[Problem statement]
Using the data that follows, give the number of lines where the string "wins" occurs, and nothing else.

[Element data from apps and pages]
=== Section Start ===

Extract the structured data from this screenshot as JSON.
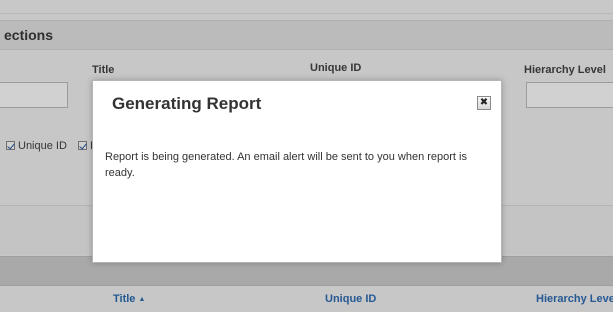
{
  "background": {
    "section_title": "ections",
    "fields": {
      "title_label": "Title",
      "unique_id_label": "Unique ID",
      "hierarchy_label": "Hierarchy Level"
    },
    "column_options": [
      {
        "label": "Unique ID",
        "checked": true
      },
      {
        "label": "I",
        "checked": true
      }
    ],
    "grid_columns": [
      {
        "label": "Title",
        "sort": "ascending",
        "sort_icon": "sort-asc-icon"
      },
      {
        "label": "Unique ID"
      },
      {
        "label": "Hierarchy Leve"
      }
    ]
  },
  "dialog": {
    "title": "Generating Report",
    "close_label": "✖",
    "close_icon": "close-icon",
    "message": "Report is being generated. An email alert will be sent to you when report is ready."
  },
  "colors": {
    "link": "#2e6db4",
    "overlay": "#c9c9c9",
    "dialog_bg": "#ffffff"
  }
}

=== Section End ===
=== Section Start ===

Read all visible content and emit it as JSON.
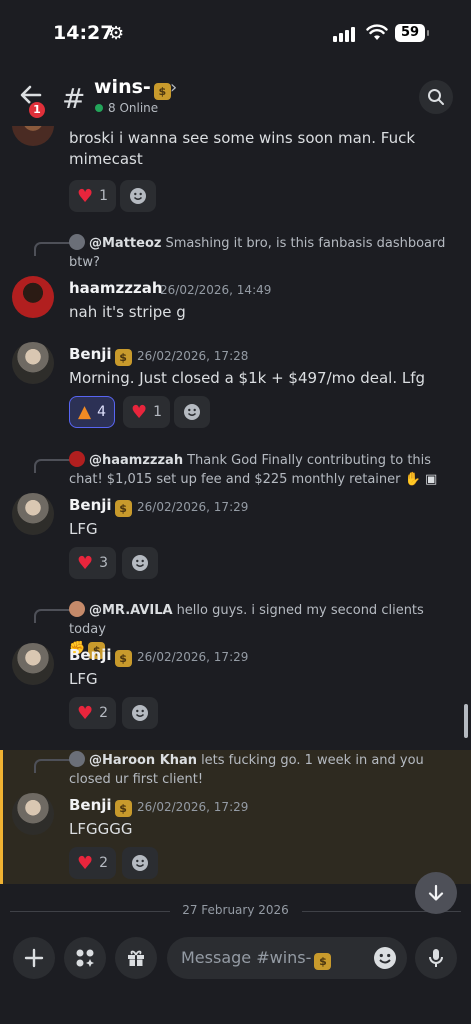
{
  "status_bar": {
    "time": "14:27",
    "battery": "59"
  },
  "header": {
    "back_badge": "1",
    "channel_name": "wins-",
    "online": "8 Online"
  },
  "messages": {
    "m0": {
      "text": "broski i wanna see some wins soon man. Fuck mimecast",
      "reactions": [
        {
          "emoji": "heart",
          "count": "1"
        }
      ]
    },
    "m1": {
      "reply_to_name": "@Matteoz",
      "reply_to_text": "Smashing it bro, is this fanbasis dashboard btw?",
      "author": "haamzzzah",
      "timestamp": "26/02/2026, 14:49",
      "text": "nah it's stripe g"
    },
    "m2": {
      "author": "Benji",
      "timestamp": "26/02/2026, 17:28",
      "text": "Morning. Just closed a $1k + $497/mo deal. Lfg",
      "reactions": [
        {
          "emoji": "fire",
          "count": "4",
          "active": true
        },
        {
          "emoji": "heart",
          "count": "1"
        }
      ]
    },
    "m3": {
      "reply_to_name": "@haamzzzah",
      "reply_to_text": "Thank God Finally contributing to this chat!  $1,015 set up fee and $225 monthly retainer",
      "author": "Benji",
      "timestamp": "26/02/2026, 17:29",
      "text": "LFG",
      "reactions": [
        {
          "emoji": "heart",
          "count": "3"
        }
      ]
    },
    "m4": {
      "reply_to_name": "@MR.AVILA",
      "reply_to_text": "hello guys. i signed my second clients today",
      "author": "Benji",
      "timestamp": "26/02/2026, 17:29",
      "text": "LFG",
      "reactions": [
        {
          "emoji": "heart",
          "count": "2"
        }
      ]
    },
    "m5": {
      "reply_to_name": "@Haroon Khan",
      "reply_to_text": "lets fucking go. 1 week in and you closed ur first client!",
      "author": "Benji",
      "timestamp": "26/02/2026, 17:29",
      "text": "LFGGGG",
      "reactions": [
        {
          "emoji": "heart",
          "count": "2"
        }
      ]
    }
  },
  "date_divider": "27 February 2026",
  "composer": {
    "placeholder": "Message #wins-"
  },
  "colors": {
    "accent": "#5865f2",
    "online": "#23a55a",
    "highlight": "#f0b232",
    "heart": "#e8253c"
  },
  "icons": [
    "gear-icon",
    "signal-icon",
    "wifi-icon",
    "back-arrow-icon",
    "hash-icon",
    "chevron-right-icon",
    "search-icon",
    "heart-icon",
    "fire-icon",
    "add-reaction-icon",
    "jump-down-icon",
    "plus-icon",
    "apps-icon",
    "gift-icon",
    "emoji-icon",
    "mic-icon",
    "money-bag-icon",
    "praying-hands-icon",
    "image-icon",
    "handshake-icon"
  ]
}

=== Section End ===
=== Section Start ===

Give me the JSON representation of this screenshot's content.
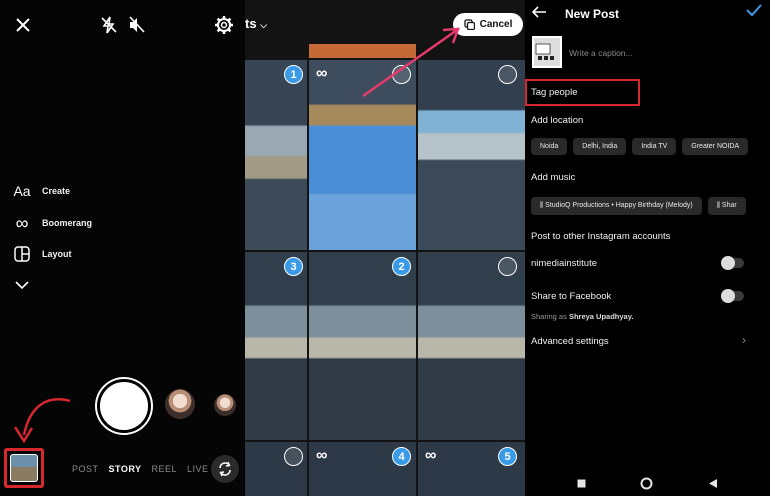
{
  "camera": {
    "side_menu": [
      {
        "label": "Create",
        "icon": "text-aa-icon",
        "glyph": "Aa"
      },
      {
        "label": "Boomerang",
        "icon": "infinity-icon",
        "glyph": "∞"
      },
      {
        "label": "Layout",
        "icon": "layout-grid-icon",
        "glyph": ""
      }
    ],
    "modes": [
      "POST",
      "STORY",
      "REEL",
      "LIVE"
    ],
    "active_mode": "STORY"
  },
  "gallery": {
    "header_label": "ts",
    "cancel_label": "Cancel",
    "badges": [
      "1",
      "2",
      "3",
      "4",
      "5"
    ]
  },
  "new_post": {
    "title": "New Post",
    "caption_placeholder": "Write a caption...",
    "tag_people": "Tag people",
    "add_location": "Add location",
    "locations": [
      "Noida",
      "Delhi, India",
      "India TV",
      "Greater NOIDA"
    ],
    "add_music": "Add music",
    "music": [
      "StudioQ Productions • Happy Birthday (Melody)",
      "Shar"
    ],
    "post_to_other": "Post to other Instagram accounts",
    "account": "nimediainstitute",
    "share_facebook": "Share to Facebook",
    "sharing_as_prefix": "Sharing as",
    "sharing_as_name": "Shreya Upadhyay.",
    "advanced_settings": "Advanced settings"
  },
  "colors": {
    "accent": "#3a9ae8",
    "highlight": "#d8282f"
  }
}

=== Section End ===

[Solved problem]
3